* WHAT IS EXPECTED
Take each line in the entries below that holds "JSON" and show it.

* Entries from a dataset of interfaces
◇ ◇ ◇

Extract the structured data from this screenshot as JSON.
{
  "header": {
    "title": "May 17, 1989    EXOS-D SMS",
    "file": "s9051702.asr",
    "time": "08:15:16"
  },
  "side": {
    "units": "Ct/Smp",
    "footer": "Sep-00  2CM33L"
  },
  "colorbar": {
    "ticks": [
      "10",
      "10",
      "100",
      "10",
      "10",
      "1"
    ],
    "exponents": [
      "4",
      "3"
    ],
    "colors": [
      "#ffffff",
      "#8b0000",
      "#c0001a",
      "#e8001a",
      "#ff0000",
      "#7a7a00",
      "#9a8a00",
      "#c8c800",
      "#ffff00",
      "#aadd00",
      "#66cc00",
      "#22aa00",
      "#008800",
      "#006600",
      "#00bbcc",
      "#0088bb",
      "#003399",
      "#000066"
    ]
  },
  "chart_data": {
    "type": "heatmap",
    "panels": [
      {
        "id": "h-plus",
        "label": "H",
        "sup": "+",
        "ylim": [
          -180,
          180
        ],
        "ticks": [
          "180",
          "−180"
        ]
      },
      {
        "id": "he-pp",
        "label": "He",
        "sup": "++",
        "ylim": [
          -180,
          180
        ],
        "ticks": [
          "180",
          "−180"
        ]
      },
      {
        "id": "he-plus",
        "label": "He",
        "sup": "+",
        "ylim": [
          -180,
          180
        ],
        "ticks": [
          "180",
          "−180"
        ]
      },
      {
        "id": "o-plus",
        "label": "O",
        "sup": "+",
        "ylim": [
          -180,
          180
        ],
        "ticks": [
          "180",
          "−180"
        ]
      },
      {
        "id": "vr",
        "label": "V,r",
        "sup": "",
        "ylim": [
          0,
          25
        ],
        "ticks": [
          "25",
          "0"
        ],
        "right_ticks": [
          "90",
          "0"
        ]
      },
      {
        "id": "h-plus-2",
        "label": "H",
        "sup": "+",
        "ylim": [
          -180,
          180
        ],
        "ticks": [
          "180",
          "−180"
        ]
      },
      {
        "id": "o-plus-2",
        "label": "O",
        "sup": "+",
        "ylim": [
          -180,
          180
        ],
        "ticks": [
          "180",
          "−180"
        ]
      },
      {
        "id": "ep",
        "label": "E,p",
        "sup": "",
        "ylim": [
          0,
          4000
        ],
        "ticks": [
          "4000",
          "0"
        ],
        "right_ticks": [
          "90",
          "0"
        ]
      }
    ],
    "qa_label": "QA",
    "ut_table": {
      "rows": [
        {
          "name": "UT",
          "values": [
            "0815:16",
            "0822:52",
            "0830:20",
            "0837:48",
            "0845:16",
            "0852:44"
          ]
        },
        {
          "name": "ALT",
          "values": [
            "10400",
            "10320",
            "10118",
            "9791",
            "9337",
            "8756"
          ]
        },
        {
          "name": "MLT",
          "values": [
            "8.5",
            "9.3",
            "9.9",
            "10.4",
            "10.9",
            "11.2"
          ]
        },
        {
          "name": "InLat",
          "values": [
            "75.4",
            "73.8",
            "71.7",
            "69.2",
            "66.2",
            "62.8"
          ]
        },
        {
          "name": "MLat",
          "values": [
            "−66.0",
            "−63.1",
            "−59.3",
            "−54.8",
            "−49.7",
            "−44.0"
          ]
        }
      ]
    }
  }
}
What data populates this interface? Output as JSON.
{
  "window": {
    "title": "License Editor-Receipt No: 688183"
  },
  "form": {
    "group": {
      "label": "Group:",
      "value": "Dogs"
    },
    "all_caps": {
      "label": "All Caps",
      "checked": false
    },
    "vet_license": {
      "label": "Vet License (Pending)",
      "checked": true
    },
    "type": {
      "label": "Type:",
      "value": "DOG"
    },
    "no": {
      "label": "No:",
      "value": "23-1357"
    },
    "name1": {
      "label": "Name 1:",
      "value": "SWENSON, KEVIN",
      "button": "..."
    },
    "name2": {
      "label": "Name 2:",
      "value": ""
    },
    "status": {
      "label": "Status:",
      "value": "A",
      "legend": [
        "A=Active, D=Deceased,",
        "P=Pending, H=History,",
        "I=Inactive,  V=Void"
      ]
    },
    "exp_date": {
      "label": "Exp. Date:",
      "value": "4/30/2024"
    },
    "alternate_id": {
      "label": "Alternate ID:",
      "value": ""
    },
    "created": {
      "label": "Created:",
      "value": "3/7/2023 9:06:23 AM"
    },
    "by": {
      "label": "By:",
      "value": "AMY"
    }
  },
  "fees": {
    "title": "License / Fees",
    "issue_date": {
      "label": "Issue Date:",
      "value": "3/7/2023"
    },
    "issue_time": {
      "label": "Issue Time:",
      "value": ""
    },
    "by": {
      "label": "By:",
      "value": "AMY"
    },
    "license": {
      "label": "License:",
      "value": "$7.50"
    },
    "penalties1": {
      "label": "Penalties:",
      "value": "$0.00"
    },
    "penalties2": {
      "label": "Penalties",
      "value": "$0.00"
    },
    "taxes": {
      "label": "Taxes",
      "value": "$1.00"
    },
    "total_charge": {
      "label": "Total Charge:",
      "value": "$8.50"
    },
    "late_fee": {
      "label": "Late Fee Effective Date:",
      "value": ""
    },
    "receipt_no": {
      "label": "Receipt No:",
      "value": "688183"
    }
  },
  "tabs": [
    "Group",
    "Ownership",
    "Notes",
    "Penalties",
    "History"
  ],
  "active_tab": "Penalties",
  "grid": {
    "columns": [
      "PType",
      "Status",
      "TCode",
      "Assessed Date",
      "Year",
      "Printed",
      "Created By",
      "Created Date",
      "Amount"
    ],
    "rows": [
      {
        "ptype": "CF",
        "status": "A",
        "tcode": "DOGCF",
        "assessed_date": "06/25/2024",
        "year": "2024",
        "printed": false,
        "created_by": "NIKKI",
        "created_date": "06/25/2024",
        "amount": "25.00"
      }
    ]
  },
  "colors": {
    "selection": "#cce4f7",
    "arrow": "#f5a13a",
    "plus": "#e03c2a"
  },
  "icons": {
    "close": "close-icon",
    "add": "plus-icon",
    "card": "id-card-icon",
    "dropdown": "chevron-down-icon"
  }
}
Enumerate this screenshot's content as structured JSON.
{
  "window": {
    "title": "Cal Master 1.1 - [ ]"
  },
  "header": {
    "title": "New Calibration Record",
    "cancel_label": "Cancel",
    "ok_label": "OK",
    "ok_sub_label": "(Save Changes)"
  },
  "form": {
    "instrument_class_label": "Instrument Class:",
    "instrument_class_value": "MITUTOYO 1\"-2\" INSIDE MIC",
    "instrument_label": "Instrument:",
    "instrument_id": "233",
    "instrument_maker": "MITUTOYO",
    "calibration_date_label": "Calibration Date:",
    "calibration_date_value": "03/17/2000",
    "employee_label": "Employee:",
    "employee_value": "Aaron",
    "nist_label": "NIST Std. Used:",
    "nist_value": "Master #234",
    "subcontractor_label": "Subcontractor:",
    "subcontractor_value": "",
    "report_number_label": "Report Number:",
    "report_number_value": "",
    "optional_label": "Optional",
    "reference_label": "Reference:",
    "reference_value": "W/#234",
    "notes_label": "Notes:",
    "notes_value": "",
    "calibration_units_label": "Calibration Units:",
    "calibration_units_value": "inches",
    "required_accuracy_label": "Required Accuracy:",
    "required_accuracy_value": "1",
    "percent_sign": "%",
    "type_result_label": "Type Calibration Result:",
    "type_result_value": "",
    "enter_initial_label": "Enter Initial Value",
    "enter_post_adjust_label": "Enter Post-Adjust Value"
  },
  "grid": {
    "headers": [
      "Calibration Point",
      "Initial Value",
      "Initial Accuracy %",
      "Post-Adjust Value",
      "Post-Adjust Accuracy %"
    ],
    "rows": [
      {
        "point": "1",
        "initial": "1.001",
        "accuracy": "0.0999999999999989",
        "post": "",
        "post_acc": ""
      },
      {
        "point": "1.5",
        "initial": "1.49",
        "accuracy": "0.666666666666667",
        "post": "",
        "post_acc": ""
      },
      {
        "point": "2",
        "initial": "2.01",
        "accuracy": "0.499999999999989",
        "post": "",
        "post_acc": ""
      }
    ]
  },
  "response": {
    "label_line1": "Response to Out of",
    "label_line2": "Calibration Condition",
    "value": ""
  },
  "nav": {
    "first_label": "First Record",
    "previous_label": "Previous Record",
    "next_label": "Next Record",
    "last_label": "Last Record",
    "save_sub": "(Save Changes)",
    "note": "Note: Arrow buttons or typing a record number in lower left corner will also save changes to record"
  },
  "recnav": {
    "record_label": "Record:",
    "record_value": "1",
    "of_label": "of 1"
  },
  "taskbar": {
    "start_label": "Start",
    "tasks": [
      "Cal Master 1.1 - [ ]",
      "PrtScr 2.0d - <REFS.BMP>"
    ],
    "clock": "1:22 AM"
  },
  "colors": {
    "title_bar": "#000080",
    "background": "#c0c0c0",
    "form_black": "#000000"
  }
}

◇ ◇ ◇

* WORKED SOLUTION
Extract the structured data from this screenshot as JSON.
What data populates this interface? Output as JSON.
Enumerate this screenshot's content as structured JSON.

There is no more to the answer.